Sep 23, 2012

Is The Conformist too beautiful?

Can a film be too beautiful? I was pondering this while rewatching The Conformist the other day, only to be newly gobsmacked by Giulia's zebra-shadowed apartment, and that blue, late afternoon light which suffuses the Parisian section. Storaro brings up the artificial lights (in the shop windows, at Sanda's dance studio and at the dance)  to the point where they just starting to compete with the declining day light — peaches and oranges and blues all intermingling to the point where if you printed the scene in black and white, they would all come out the same tone. Watch this film with the sound down — the sure test of any great movie — and you would be hard pressed to guess that it was about a conformist, or the intersection of bourgeoisie and fascism, or the rage for normalcy in Mussollini's Italy. You would guess that it was about a sleek, stylish spy, with a chic, sexy wife, who travels to Paris for a menage-a-trois with a bisexual Frenchwoman married to the spy's French nemesis. It's the least conformist movie ever made, and up to a point this may have been intentional. You could argue that what is visually dramatised by the film is not Clerici's conformity, but the opposite — his subconscious, all the roiling abnormality he is attempting to hold back. Certainly the scenes in which he visits both parents (at the abandoned mansion and the asylum) have the depopulated nature of a dream. But Bertolucci's Rome is just as empty. He never gives us an idea of what Clerici is trying to conform to — the crowd into which he wishes to blend. His wife, Giulia (Stefania Sandrelli), is supposed to represent petit-bourgeois small-mindedness — a hausfrau, thinking only of the "bedroom and the kitchen", who worries she may not be glamorous enough to go to the dance. Who is Bertolucci kidding? Does he have any memory of the Sandrelli who danced through that zebra-striped apartment in a dress to match at the start of the film, looking as if she had recently escaped from the pages of Italian Vogue? All the film's contrasts — between the two women, the two countries — are overwhelmed by it's uniformly lush production design.
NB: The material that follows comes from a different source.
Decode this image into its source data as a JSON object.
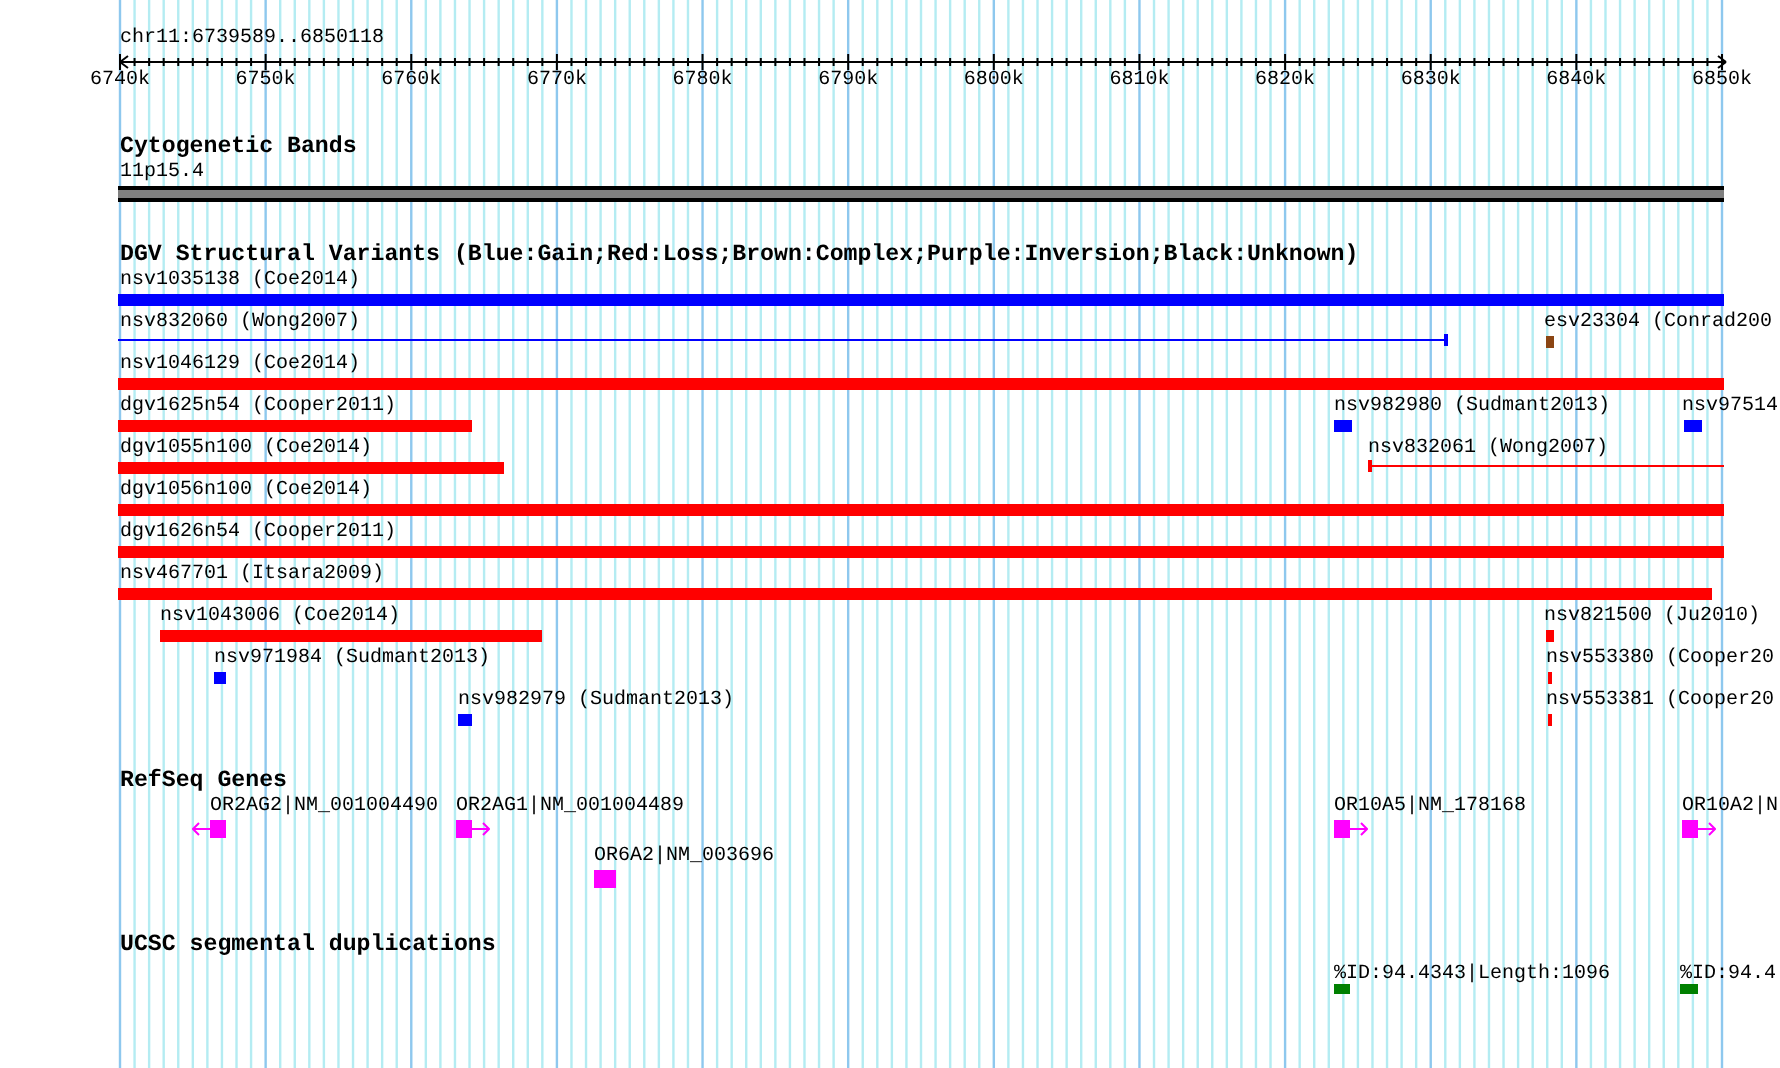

It's themes are merely scripted.  I suspect Bertolucci couldn't stop himself, like a boy gorging himself on birthday cake; ever the sensualist, he  simply couldn't find a point of contact with the cold, reptilian Clerici, who in the film's very first scene primly covers Sandrelli's bottom with a bedsheet. (He later receives a homily from his blind friend about how the essence of normality is a man checking out a woman's behind: here, Bertolucci speaks loudly and clearly on the subject). So the film never beds down into a character study the way The Godfather did.  Clerici is not Bertolucci's alter-ego the way Michael was Coppola's, or Terry Malloy was Kazan's. That three-way synergy between actor, role and director which lies behind so many great films simply didn't take place. Clerici remains as mystifying to Bertolucci as he is to us.


  1. This comment has been removed by the author.

  2. It's a fashion-mag celebration of fascism despite its anti-fascist message. Rather like Clockwork Orange. Visuals override meaning. Even the murder is fantastically lurid.

  3. Don't really understand why you are judging the movie by one section - the Parisian one. The visual scheme of the early Roman scenes is quite different: a world of bars and shadows that Clerici yearns to escape, as Storaro explains in the Arrow DVD interview. The movie is about the images of reality that enslave those living under fascism as is made clear by the brilliant Plato's cave discussion with the professor in Paris, which was added by Bertolucci and is not in the Moravia novel. This interplay between image and reality is of course the true subject of the film, which is why Bertolucci so brilliantly drew for its look on Hollywood masters such as Welles and Von Sternberg. Quite contrary to your sophomoric ramblings it's the greatest marriage between image and meaning in cinema history.